Filter the data for lines with the word "type" and copy those lines.

────────────────

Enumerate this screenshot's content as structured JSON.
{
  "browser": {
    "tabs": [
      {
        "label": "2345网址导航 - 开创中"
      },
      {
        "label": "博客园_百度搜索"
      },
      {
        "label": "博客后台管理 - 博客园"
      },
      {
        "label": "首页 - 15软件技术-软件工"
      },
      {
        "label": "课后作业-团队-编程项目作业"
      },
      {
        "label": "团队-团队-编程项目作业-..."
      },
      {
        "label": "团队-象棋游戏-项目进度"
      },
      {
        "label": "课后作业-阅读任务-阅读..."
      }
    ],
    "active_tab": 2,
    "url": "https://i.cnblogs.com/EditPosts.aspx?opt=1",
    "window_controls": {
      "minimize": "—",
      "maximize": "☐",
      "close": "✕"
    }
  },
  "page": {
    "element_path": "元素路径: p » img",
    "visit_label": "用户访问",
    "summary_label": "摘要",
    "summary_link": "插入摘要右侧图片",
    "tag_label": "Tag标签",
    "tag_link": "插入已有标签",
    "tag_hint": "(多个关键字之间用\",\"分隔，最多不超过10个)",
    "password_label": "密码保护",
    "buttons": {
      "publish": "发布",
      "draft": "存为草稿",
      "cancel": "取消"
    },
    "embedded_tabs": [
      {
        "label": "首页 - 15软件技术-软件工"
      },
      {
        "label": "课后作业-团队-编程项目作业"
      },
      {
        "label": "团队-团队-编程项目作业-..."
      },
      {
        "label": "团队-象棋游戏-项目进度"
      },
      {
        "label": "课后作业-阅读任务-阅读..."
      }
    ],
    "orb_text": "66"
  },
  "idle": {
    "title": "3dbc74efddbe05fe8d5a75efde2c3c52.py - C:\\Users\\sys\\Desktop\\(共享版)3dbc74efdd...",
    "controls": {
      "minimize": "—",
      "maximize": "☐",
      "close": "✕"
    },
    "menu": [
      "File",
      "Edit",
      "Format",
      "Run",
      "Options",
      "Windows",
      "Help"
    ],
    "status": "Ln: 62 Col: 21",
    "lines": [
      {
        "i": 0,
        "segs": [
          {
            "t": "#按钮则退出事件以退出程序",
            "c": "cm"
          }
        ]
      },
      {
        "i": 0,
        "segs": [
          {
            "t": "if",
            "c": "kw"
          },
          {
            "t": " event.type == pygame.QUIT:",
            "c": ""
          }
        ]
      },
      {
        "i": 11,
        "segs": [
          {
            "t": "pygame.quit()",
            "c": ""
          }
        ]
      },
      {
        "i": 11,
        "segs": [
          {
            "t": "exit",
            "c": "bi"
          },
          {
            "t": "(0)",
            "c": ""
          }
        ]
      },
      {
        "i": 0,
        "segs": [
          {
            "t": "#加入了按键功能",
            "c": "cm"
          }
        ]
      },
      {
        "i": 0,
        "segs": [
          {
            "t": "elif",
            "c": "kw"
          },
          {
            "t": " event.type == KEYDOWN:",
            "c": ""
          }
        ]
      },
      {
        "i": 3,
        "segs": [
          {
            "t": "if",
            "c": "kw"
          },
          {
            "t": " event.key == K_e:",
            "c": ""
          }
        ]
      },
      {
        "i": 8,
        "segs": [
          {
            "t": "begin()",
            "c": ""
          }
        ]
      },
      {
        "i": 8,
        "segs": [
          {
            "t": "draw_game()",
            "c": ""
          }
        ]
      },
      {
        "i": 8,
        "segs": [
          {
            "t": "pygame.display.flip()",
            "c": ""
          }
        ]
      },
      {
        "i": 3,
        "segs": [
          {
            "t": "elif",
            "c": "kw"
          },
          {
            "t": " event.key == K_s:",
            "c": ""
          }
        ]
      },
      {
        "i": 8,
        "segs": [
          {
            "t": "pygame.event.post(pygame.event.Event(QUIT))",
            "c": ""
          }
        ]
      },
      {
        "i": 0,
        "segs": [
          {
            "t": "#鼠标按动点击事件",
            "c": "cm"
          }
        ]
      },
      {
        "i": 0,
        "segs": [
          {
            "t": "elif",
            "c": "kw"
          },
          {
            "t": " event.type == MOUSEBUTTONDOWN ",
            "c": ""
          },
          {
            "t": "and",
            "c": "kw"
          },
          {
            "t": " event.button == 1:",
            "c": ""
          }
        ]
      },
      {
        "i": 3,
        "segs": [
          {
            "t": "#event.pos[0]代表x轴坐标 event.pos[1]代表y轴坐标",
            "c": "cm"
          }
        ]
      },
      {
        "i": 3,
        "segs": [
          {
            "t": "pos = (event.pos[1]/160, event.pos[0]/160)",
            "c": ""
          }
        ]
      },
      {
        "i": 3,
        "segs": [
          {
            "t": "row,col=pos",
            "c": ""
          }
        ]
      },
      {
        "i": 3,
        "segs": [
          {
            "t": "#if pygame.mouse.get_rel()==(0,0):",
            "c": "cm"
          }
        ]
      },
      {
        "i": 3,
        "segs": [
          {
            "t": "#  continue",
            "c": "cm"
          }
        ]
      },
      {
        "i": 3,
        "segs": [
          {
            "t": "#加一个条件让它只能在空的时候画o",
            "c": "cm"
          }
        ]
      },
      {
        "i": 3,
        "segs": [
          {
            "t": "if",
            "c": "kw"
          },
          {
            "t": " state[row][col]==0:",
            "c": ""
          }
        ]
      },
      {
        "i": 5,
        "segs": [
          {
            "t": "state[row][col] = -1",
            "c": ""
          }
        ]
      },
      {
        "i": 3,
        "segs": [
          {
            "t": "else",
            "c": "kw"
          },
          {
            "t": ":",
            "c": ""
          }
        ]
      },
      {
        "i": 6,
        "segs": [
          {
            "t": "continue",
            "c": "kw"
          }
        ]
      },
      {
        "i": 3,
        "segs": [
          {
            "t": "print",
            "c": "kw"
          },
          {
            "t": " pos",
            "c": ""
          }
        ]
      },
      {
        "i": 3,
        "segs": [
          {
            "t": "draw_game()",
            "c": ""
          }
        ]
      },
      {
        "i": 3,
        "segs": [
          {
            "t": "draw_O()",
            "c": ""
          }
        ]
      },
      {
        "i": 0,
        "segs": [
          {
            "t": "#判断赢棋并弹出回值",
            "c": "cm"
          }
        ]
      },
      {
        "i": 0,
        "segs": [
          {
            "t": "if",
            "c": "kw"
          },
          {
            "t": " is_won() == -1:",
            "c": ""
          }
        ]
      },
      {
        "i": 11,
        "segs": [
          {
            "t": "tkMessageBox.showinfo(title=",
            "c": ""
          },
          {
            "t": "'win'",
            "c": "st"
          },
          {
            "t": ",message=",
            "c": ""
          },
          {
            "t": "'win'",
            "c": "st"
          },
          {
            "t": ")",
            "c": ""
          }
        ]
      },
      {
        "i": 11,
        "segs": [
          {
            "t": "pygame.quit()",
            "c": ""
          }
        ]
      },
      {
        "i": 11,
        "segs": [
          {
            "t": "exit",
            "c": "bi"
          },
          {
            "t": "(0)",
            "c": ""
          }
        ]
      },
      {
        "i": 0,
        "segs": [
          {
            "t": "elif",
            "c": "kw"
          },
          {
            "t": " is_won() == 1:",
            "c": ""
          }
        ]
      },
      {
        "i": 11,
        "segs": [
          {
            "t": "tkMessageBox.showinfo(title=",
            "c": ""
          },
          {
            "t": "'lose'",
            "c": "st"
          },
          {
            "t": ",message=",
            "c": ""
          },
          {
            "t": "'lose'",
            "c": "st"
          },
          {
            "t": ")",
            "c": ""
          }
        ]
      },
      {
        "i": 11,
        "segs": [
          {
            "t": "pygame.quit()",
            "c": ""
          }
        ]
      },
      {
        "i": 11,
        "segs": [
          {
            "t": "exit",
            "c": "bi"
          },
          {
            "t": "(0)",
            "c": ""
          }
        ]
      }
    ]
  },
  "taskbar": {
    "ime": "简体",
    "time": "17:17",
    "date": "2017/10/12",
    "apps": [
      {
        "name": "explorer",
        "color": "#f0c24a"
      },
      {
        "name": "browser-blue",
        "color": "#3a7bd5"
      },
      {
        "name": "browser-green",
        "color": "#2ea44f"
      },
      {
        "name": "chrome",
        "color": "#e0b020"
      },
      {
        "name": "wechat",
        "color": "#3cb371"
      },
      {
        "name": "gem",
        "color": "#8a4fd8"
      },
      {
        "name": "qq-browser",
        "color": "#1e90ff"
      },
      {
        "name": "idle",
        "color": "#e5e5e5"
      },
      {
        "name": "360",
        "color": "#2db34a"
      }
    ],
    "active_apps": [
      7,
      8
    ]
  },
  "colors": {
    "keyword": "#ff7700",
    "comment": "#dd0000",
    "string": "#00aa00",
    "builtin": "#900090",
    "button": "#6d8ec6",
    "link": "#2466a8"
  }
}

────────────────

▶ _Solution to the exercise_:
            "t": " event.type == pygame.QUIT:",
            "t": " event.type == KEYDOWN:",
            "t": " event.type == MOUSEBUTTONDOWN ",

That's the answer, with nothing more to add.